[WORK INSTRUCTION]:
Return all lines of the records that contain the word "angles".

**** TASK MATERIAL

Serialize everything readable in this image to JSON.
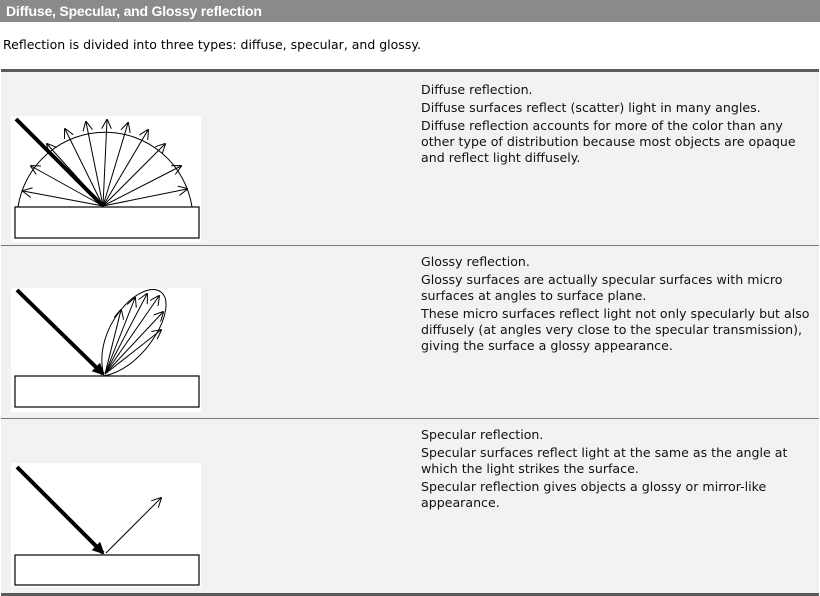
{
  "header": {
    "title": "Diffuse, Specular, and Glossy reflection"
  },
  "intro": "Reflection is divided into three types: diffuse, specular, and glossy.",
  "rows": [
    {
      "title": "Diffuse reflection.",
      "paragraphs": [
        "Diffuse surfaces reflect (scatter) light in many angles.",
        "Diffuse reflection accounts for more of the color than any other type of distribution because most objects are opaque and reflect light diffusely."
      ]
    },
    {
      "title": "Glossy reflection.",
      "paragraphs": [
        "Glossy surfaces are actually specular surfaces with micro surfaces at angles to surface plane.",
        "These micro surfaces reflect light not only specularly but also diffusely (at angles very close to the specular transmission), giving the surface a glossy appearance."
      ]
    },
    {
      "title": "Specular reflection.",
      "paragraphs": [
        "Specular surfaces reflect light at the same as the angle at which the light strikes the surface.",
        "Specular reflection gives objects a glossy or mirror-like appearance."
      ]
    }
  ]
}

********

[EXERCISE SOLUTION]:
        "Diffuse surfaces reflect (scatter) light in many angles.",
        "Glossy surfaces are actually specular surfaces with micro surfaces at angles to surface plane.",
        "These micro surfaces reflect light not only specularly but also diffusely (at angles very close to the specular transmission), giving the surface a glossy appearance."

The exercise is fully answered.